The side characters were a blast as well, and about 90% of them were family. Her cousins were great, and it was clear from the start that they had been really good friends, and that might have changed over the years. This book wasn’t just about the romance and dates Sophie was going on, it was about family, and how families are. And none of the family members were perfect, and I think it helped offset the often saccharine sweetness this book was infused with. (Don’t get me wrong, I loved that about it.)
Even the end guy was quite obvious from the first moment. And I liked that feeling – knowing what was likely to happen, and still being delighted when it does. I didn’t feel anxious or stressed out while reading this. I didn’t skim pages, and I didn’t skip whole chapters because I was bored. I kept reading because it kept me entertained.
The writing like everything else was delightful, and I honestly enjoyed it.
And this is the problem: I’m having trouble rating it. I really enjoyed it, like I laughed multiple times throughout this book. I liked it more than other books I’ve read, but less than others. I’m absolutely struggling with how to rate it. I said “three stars” which is my automatic “I liked this book! Cute! Might read again!” response. Yet, at the same time I laughed. Which, a lot of times I don’t have a lot of responses during books – and yet somehow, I was laughing and smiling with this one, which makes me want to rate it a four! I mean, I don’t really having anything negative to say about this book at all. Which is why I am going to give it a four star rating.

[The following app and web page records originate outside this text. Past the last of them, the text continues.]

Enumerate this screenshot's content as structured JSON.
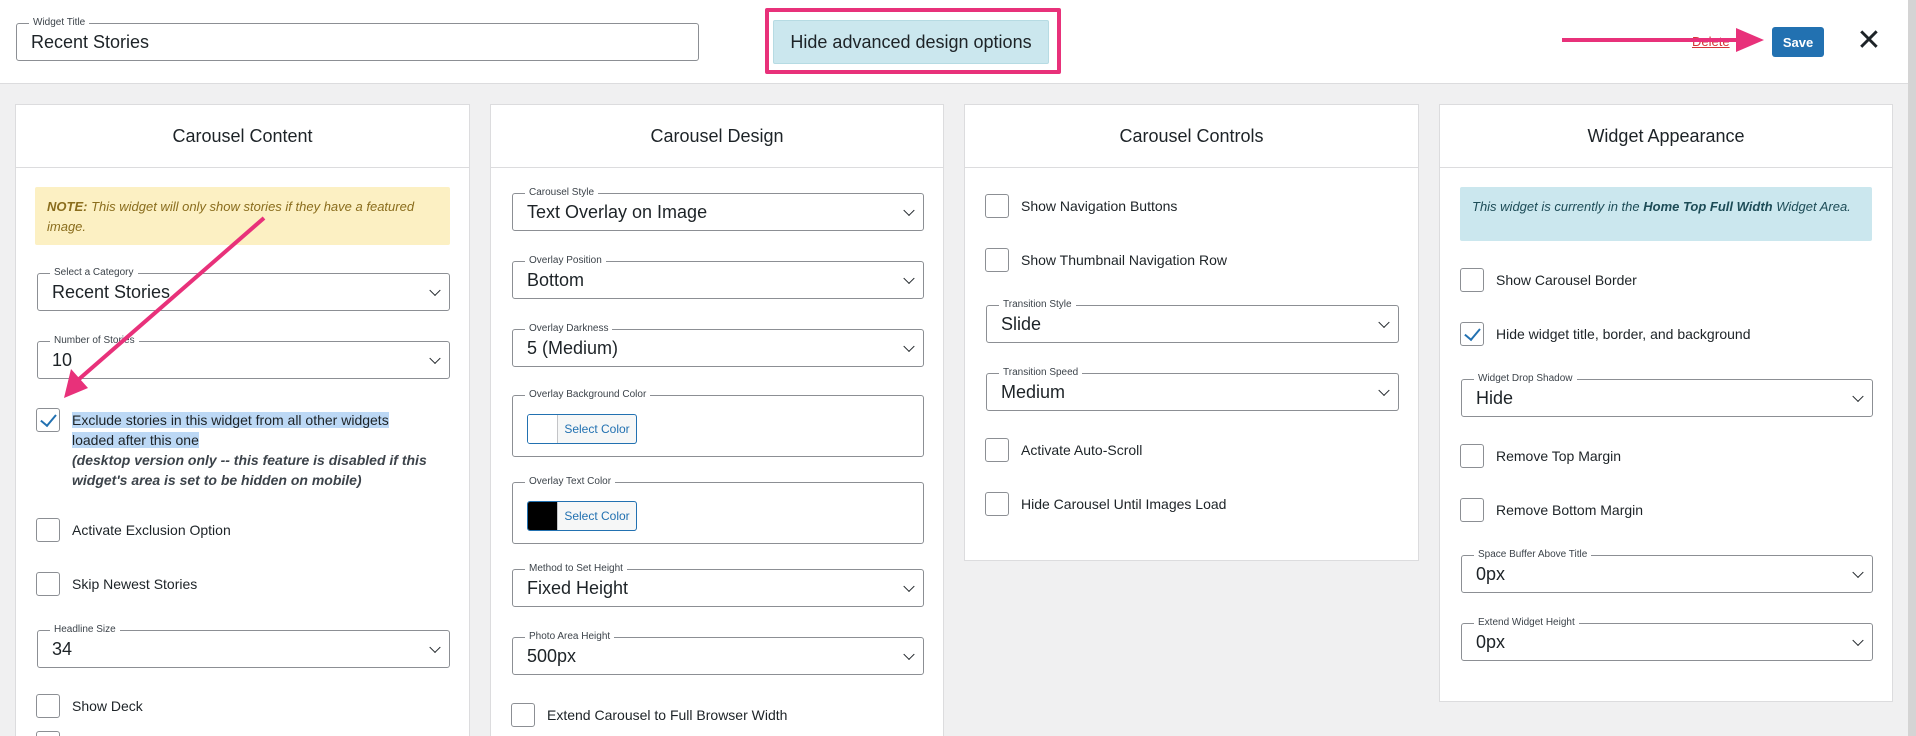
{
  "topbar": {
    "title_legend": "Widget Title",
    "title_value": "Recent Stories",
    "advanced_toggle": "Hide advanced design options",
    "delete_label": "Delete",
    "save_label": "Save",
    "close_glyph": "✕"
  },
  "panels": {
    "content": {
      "title": "Carousel Content",
      "notice_prefix": "NOTE:",
      "notice_text": " This widget will only show stories if they have a featured image.",
      "category_legend": "Select a Category",
      "category_value": "Recent Stories",
      "number_legend": "Number of Stories",
      "number_value": "10",
      "exclude_label": "Exclude stories in this widget from all other widgets loaded after this one",
      "exclude_note": "(desktop version only -- this feature is disabled if this widget's area is set to be hidden on mobile)",
      "exclude_checked": true,
      "activate_exclusion": "Activate Exclusion Option",
      "skip_newest": "Skip Newest Stories",
      "headline_legend": "Headline Size",
      "headline_value": "34",
      "show_deck": "Show Deck"
    },
    "design": {
      "title": "Carousel Design",
      "style_legend": "Carousel Style",
      "style_value": "Text Overlay on Image",
      "position_legend": "Overlay Position",
      "position_value": "Bottom",
      "darkness_legend": "Overlay Darkness",
      "darkness_value": "5 (Medium)",
      "bg_color_legend": "Overlay Background Color",
      "bg_color_btn": "Select Color",
      "bg_color_swatch": "#ffffff",
      "text_color_legend": "Overlay Text Color",
      "text_color_btn": "Select Color",
      "text_color_swatch": "#000000",
      "height_method_legend": "Method to Set Height",
      "height_method_value": "Fixed Height",
      "photo_height_legend": "Photo Area Height",
      "photo_height_value": "500px",
      "extend_full": "Extend Carousel to Full Browser Width"
    },
    "controls": {
      "title": "Carousel Controls",
      "show_nav": "Show Navigation Buttons",
      "show_thumb": "Show Thumbnail Navigation Row",
      "transition_style_legend": "Transition Style",
      "transition_style_value": "Slide",
      "transition_speed_legend": "Transition Speed",
      "transition_speed_value": "Medium",
      "auto_scroll": "Activate Auto-Scroll",
      "hide_until_load": "Hide Carousel Until Images Load"
    },
    "appearance": {
      "title": "Widget Appearance",
      "info_prefix": "This widget is currently in the ",
      "info_area": "Home Top Full Width",
      "info_suffix": " Widget Area.",
      "show_border": "Show Carousel Border",
      "hide_title": "Hide widget title, border, and background",
      "hide_title_checked": true,
      "shadow_legend": "Widget Drop Shadow",
      "shadow_value": "Hide",
      "remove_top": "Remove Top Margin",
      "remove_bottom": "Remove Bottom Margin",
      "buffer_legend": "Space Buffer Above Title",
      "buffer_value": "0px",
      "extend_legend": "Extend Widget Height",
      "extend_value": "0px"
    }
  },
  "colors": {
    "accent": "#2271b1",
    "highlight_pink": "#e8317a",
    "notice_warn": "#fcf0c3",
    "notice_info": "#cbe7ee"
  }
}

If you like cutesy, saccharine sweetness rom-com books, you’ll likely love this one.